Data records for software interfaces:
++++++++

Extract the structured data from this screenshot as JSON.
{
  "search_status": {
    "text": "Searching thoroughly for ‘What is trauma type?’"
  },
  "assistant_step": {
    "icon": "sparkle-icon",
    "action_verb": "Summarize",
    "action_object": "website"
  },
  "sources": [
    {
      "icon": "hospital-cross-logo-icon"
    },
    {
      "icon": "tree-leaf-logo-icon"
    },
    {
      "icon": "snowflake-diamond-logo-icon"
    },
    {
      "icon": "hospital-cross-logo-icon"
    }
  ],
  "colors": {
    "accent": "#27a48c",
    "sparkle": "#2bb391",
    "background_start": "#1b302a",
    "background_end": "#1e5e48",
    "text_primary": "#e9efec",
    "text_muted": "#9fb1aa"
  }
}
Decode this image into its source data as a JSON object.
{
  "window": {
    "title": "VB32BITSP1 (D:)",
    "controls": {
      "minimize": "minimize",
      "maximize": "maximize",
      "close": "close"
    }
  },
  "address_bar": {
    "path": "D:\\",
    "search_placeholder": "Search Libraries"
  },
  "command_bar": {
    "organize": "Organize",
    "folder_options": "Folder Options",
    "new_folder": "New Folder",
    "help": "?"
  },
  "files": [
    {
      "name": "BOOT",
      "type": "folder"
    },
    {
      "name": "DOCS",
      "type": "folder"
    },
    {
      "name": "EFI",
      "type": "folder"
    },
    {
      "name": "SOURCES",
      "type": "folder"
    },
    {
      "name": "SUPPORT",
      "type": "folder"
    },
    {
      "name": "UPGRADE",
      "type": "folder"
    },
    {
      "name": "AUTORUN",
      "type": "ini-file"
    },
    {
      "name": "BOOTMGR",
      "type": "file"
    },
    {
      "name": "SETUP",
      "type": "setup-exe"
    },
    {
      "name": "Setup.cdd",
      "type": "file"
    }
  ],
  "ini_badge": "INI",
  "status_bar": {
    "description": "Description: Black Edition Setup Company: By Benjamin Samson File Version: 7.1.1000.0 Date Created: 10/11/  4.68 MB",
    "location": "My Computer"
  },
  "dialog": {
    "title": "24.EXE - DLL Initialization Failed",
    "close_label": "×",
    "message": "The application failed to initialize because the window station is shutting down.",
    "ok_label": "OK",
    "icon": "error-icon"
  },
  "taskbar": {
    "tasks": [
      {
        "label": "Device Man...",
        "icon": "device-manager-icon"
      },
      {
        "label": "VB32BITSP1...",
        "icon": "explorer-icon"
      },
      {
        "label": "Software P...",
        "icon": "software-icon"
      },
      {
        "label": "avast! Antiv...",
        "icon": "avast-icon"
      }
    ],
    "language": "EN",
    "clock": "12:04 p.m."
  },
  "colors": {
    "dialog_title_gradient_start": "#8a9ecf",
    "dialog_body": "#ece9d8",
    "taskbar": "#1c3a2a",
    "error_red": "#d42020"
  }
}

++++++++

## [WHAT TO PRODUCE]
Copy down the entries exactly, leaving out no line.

## [THE ANSWER]
Extract the structured data from this screenshot as JSON.
{
  "search_status": {
    "text": "Searching thoroughly for ‘What is trauma type?’"
  },
  "assistant_step": {
    "icon": "sparkle-icon",
    "action_verb": "Summarize",
    "action_object": "website"
  },
  "sources": [
    {
      "icon": "hospital-cross-logo-icon"
    },
    {
      "icon": "tree-leaf-logo-icon"
    },
    {
      "icon": "snowflake-diamond-logo-icon"
    },
    {
      "icon": "hospital-cross-logo-icon"
    }
  ],
  "colors": {
    "accent": "#27a48c",
    "sparkle": "#2bb391",
    "background_start": "#1b302a",
    "background_end": "#1e5e48",
    "text_primary": "#e9efec",
    "text_muted": "#9fb1aa"
  }
}
Decode this image into its source data as a JSON object.
{
  "window": {
    "title": "VB32BITSP1 (D:)",
    "controls": {
      "minimize": "minimize",
      "maximize": "maximize",
      "close": "close"
    }
  },
  "address_bar": {
    "path": "D:\\",
    "search_placeholder": "Search Libraries"
  },
  "command_bar": {
    "organize": "Organize",
    "folder_options": "Folder Options",
    "new_folder": "New Folder",
    "help": "?"
  },
  "files": [
    {
      "name": "BOOT",
      "type": "folder"
    },
    {
      "name": "DOCS",
      "type": "folder"
    },
    {
      "name": "EFI",
      "type": "folder"
    },
    {
      "name": "SOURCES",
      "type": "folder"
    },
    {
      "name": "SUPPORT",
      "type": "folder"
    },
    {
      "name": "UPGRADE",
      "type": "folder"
    },
    {
      "name": "AUTORUN",
      "type": "ini-file"
    },
    {
      "name": "BOOTMGR",
      "type": "file"
    },
    {
      "name": "SETUP",
      "type": "setup-exe"
    },
    {
      "name": "Setup.cdd",
      "type": "file"
    }
  ],
  "ini_badge": "INI",
  "status_bar": {
    "description": "Description: Black Edition Setup Company: By Benjamin Samson File Version: 7.1.1000.0 Date Created: 10/11/  4.68 MB",
    "location": "My Computer"
  },
  "dialog": {
    "title": "24.EXE - DLL Initialization Failed",
    "close_label": "×",
    "message": "The application failed to initialize because the window station is shutting down.",
    "ok_label": "OK",
    "icon": "error-icon"
  },
  "taskbar": {
    "tasks": [
      {
        "label": "Device Man...",
        "icon": "device-manager-icon"
      },
      {
        "label": "VB32BITSP1...",
        "icon": "explorer-icon"
      },
      {
        "label": "Software P...",
        "icon": "software-icon"
      },
      {
        "label": "avast! Antiv...",
        "icon": "avast-icon"
      }
    ],
    "language": "EN",
    "clock": "12:04 p.m."
  },
  "colors": {
    "dialog_title_gradient_start": "#8a9ecf",
    "dialog_body": "#ece9d8",
    "taskbar": "#1c3a2a",
    "error_red": "#d42020"
  }
}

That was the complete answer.